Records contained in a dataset
○ ○ ○ ○ ○ ○ ○
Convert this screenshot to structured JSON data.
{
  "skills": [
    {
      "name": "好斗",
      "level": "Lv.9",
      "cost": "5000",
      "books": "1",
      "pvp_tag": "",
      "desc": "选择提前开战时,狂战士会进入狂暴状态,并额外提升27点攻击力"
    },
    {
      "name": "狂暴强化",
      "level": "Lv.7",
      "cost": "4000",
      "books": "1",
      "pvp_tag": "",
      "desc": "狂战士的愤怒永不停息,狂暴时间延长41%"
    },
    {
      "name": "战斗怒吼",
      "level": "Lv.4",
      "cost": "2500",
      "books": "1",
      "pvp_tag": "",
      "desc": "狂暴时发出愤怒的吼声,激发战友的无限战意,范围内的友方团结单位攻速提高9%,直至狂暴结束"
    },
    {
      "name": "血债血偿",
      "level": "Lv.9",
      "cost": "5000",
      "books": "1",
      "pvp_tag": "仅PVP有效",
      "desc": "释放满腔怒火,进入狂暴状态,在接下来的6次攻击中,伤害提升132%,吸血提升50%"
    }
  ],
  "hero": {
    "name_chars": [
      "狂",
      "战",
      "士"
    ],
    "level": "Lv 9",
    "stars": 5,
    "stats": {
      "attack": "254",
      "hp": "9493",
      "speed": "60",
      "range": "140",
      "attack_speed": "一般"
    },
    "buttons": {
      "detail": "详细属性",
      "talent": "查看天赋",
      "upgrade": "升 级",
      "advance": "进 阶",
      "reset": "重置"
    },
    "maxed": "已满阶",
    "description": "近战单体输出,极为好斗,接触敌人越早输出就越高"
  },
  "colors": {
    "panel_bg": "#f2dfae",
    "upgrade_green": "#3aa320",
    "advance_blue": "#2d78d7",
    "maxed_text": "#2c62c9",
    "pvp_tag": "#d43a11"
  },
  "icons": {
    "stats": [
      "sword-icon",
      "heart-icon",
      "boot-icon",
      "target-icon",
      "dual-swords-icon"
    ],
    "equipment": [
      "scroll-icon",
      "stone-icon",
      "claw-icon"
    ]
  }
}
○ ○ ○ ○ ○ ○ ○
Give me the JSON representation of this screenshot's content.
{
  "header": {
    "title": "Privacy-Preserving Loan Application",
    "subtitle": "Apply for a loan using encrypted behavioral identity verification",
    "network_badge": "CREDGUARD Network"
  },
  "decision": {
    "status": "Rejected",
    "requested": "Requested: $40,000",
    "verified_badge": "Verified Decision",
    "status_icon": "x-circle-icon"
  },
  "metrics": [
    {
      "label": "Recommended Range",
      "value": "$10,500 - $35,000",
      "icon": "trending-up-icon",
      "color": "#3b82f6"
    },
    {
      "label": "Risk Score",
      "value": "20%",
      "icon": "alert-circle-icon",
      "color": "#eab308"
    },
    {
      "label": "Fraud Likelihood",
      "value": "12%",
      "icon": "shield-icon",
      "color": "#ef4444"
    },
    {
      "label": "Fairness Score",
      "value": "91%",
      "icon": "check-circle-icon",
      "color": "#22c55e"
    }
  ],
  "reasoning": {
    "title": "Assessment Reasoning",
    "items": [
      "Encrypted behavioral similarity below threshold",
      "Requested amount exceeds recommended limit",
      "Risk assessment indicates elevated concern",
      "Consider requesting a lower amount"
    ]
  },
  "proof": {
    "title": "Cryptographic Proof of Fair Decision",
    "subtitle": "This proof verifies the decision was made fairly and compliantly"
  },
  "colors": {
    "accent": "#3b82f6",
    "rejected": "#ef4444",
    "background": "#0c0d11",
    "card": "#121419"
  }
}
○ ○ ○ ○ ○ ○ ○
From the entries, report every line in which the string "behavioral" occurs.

(TASK RESPONSE):
    "subtitle": "Apply for a loan using encrypted behavioral identity verification",
      "Encrypted behavioral similarity below threshold",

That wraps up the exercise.